→ **Problem details**:
Check each line of the records below for the word "Packets" and copy those where it appears.

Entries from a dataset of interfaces
----
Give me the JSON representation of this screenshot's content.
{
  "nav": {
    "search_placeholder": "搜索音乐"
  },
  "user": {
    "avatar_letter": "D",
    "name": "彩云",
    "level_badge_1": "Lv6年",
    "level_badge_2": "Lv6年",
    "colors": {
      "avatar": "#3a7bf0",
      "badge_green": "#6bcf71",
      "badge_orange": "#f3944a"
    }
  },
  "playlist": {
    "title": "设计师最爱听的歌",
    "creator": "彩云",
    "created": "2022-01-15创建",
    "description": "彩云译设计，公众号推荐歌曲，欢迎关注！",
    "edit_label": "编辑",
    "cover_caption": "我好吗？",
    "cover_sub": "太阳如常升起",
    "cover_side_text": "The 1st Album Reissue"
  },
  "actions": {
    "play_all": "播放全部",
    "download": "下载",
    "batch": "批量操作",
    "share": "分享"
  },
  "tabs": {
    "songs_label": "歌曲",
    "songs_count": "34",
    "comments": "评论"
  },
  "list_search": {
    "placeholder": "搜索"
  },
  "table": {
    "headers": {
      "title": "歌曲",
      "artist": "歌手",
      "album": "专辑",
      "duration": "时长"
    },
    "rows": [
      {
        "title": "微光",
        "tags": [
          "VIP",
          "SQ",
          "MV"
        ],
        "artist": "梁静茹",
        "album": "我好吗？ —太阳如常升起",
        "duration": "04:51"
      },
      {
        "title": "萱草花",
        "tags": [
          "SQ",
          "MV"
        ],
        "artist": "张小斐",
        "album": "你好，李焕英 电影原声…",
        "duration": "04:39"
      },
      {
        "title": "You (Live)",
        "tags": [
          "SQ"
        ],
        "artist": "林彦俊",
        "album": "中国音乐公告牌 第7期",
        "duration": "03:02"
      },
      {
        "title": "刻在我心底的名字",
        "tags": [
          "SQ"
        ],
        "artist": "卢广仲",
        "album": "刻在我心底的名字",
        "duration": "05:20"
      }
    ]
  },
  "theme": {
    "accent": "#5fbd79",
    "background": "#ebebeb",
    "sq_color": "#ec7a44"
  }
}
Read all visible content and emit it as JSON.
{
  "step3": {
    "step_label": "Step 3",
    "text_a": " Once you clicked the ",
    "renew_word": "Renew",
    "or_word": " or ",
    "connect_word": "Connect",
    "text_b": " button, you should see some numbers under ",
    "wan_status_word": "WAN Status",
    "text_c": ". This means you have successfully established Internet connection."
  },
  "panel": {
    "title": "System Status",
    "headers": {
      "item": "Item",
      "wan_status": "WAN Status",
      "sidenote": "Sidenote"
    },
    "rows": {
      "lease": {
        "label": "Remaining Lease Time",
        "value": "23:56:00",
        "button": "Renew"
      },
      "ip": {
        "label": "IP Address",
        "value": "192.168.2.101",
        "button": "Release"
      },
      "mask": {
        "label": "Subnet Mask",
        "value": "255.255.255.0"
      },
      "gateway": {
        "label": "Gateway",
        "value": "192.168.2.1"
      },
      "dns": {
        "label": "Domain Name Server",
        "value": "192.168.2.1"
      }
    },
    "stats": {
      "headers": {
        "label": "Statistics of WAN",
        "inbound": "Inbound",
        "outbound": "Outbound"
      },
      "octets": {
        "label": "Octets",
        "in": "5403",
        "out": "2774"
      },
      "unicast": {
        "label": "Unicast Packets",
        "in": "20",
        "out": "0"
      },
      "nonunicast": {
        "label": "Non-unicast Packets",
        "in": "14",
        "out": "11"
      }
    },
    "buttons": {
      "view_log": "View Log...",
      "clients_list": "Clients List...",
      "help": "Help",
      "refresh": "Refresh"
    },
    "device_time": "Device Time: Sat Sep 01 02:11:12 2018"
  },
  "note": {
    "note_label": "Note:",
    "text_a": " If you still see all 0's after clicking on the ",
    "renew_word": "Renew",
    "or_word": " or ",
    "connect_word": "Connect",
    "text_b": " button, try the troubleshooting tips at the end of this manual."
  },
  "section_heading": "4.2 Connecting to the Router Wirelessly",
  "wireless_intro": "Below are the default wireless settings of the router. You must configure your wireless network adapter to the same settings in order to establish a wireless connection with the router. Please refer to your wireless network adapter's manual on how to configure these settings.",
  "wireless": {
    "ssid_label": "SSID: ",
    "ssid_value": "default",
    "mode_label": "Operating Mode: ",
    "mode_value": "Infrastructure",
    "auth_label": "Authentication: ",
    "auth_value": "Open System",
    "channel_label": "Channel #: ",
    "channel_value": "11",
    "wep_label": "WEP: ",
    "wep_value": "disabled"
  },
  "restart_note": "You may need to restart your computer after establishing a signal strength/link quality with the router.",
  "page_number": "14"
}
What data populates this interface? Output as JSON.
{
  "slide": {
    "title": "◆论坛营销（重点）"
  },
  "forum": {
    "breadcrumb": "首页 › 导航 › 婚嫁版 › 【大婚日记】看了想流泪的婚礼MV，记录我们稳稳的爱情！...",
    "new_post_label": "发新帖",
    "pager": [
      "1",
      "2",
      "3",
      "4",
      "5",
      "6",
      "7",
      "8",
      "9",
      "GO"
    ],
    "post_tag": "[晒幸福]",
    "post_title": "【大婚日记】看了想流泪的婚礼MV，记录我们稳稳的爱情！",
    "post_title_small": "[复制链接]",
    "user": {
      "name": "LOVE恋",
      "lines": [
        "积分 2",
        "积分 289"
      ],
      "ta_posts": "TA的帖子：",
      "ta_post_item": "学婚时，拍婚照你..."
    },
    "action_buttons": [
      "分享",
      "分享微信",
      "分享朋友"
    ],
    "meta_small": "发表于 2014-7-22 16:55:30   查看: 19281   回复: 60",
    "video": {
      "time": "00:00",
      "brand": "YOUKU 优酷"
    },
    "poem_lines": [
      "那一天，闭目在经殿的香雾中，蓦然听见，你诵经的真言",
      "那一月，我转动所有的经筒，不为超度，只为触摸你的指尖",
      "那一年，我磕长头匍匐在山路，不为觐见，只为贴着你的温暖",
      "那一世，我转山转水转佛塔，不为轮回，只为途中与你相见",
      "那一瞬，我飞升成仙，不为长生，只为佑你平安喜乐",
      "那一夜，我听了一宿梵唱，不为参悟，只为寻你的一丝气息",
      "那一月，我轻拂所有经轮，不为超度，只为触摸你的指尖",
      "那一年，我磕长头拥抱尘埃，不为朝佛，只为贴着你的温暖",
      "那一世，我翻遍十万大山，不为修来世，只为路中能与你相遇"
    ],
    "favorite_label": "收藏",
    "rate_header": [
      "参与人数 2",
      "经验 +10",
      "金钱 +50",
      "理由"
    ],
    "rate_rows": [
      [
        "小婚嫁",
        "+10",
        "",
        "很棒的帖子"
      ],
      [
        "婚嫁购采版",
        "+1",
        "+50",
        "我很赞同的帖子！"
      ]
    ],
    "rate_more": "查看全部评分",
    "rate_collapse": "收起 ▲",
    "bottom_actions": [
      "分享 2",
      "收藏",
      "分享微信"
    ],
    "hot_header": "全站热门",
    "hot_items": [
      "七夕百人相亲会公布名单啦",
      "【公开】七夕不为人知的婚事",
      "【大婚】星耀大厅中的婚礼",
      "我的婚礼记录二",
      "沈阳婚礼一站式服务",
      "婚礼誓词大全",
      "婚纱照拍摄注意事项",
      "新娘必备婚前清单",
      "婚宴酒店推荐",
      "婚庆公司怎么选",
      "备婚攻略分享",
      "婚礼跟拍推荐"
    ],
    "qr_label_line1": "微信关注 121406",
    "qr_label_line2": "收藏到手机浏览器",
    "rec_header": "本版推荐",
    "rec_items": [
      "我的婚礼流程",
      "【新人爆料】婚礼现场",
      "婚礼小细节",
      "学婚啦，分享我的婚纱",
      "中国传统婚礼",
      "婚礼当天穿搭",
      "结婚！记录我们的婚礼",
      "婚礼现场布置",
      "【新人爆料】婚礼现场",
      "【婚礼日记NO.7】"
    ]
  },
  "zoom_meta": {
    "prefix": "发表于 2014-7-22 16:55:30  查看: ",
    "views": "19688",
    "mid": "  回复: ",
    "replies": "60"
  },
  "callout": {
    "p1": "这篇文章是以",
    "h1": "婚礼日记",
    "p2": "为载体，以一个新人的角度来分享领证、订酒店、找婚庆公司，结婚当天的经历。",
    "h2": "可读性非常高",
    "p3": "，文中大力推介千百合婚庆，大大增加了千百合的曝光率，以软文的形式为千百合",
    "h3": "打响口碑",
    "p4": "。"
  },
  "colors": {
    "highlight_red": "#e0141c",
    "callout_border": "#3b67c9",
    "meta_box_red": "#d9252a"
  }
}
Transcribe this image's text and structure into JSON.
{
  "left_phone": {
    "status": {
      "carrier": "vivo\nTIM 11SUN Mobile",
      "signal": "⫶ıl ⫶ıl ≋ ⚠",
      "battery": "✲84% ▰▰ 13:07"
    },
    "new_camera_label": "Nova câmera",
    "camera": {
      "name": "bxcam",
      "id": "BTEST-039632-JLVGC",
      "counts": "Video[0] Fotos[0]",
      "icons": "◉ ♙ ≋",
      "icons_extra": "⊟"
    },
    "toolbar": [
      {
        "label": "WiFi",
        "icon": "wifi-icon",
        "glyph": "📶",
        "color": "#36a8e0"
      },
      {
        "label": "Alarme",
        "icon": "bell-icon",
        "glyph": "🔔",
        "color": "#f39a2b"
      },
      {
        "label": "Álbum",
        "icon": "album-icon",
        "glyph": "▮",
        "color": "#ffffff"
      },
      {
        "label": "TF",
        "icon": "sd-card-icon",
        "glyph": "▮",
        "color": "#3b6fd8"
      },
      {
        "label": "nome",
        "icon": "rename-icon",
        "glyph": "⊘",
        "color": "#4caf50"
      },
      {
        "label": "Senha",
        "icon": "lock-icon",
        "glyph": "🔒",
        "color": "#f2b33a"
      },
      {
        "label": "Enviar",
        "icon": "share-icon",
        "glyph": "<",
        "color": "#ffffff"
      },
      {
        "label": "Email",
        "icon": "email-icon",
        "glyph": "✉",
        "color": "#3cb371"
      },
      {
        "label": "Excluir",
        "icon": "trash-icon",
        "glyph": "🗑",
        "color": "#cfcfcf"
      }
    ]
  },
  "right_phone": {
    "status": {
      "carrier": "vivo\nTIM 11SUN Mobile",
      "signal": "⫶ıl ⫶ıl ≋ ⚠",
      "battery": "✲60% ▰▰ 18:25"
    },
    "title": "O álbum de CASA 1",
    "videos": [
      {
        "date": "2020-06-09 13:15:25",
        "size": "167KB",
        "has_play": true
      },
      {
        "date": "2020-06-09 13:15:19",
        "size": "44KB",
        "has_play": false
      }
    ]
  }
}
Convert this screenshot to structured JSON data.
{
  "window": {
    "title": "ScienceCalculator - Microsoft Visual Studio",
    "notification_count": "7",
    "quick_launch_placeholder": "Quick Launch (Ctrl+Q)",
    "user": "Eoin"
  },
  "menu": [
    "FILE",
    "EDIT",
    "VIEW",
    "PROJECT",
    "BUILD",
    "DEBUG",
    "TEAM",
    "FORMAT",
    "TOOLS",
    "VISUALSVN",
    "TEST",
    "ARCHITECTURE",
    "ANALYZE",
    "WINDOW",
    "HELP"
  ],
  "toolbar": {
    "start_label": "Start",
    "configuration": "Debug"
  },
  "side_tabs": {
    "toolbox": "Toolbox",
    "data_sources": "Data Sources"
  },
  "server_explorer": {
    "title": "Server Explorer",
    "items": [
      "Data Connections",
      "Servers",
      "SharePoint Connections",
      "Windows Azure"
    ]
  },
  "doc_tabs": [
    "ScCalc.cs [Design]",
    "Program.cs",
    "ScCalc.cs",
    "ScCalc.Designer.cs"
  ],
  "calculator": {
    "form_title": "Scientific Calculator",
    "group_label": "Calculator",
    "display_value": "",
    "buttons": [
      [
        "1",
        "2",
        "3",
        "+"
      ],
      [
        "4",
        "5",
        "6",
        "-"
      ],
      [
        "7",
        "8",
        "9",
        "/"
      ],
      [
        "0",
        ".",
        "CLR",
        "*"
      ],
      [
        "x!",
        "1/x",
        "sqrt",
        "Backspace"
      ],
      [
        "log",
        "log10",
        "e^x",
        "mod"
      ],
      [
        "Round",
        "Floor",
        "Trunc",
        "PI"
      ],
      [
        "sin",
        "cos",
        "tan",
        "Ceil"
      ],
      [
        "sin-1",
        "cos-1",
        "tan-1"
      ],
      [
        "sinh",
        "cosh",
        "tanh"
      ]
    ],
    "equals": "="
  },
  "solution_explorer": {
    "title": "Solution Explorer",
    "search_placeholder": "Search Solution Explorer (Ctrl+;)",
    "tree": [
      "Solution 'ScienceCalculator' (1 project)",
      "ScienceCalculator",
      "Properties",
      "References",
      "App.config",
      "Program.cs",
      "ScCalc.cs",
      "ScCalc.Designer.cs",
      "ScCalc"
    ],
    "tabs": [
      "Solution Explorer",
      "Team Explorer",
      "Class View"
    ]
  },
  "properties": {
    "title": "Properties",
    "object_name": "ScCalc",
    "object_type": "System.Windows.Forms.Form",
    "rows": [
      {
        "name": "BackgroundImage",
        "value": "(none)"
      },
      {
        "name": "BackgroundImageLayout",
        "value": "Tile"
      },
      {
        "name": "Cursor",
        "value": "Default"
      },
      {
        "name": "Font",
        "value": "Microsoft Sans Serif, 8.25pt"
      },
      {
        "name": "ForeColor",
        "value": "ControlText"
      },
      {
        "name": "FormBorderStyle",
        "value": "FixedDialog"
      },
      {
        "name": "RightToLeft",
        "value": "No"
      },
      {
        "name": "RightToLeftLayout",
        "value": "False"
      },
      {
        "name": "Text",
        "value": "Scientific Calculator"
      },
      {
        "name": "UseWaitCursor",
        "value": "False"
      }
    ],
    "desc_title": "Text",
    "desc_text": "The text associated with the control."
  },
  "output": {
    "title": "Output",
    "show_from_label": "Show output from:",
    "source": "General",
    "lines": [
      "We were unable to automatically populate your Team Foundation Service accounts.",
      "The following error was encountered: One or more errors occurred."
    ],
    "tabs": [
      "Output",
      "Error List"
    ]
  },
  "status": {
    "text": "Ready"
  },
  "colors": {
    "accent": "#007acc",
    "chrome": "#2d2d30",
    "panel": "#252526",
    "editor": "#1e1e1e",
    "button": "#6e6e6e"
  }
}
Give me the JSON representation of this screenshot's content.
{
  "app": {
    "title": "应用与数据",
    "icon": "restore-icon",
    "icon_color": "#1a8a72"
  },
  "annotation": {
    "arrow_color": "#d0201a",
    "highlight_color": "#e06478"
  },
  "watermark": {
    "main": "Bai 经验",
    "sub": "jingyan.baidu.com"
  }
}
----
→ **Solution for this task**:
        "label": "Unicast Packets",
        "label": "Non-unicast Packets",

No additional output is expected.